What is often not yet understood is the tiering. One way to maximize income while remaining narrow is to build a variety of data products from the original source data asset.
You can slice it and dice it differently, depending on the profile of the firms you are targeting: fundamental versus quantitative, small versus large, hedge fund versus investment bank, fast versus slow access, and so on.
This allows you to sell essentially the same data multiple times without diminishing its alpha.
This is also something that 90% of the companies we assist in data monetization understand after we just get started with one product. During the process, we can introduce new opportunities and finally, the customer starts to innovate on their own.
If we agree to simplify things a lot, the data value spaces can be divided into three circles. In the center, we have data customer space. On the outer ring is the data commodity owner space. In between the two is the value co-creation space - the space in which the magic happens.
Some of the data services are focused on co-creation and thus drawn in the illustration as bigger boxes and centered in the value co-creation space. Example of such data service is visualized dashboard-ish service in which data customer analyses and shapes the data to fit for their needs as self-service. Data commodity owners main task is to develop a service that enables needed data variations.
In between the two is the value co-creation space - the space in which the magic happens.
Data streams box is the classical example of productized data offered via API. The API access to the data stream converts the data product into data as a service. In other words, data is servitized.
Dataset is the also one of the classical collected sets of data points. The customer rarely has much to say or the capability to modify settings on the fly. It is what it is and content is defined by the data commodity owner. Not so value co-creation rich approach and thus data markets are going for the servitized options.
Some say that data stories are the next-generation dashboards. Data stories can be a stand-alone service but I see those also as means to attract customers to the data-driven dashboards. Data story gives you the beef in a nutshell wrapped inside of a narrative. It also might offer links to details that can be found from the dashboard-alike service.
As you can see, there are multiple opportunities to sell essentially the same data multiple times without diminishing its alpha.
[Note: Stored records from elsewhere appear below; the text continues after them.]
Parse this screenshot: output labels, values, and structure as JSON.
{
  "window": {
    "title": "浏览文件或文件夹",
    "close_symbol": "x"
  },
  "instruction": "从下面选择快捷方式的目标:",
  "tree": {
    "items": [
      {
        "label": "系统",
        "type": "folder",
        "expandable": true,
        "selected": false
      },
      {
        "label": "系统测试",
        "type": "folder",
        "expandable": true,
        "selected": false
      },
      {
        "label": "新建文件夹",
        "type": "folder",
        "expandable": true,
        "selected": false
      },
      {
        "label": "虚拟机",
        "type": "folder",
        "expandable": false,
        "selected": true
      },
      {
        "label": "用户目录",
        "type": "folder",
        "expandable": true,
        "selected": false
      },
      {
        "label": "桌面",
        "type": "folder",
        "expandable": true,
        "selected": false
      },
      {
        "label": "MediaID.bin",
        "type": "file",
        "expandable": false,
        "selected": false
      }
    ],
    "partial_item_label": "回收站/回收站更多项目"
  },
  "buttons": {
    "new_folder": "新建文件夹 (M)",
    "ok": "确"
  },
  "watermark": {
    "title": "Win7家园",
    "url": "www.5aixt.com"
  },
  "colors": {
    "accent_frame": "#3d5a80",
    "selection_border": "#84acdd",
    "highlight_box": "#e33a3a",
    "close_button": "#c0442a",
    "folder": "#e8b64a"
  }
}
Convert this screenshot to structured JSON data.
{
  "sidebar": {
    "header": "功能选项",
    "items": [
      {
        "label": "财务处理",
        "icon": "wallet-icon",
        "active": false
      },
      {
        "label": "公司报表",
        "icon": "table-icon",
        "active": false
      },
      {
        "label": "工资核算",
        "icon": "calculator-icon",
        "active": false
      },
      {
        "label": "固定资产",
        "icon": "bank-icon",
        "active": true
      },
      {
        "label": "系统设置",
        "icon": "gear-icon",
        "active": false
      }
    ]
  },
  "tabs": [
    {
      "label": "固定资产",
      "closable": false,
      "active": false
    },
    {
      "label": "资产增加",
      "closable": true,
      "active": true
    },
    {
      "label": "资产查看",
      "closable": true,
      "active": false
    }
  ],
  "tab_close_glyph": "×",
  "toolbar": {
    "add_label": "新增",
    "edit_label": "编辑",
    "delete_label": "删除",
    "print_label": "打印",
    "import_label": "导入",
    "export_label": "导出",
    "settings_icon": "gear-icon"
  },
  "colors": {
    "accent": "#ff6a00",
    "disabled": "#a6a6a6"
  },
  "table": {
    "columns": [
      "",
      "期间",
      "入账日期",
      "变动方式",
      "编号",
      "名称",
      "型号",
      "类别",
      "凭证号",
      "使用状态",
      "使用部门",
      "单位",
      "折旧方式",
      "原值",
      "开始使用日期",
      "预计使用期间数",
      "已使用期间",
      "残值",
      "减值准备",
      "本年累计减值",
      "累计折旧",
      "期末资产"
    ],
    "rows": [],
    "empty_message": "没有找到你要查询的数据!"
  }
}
You need to be obsessed with the customer needs and their processes. Each of the examples discussed serves different purposes. Be bold and explore the opportunities - we are here to help you!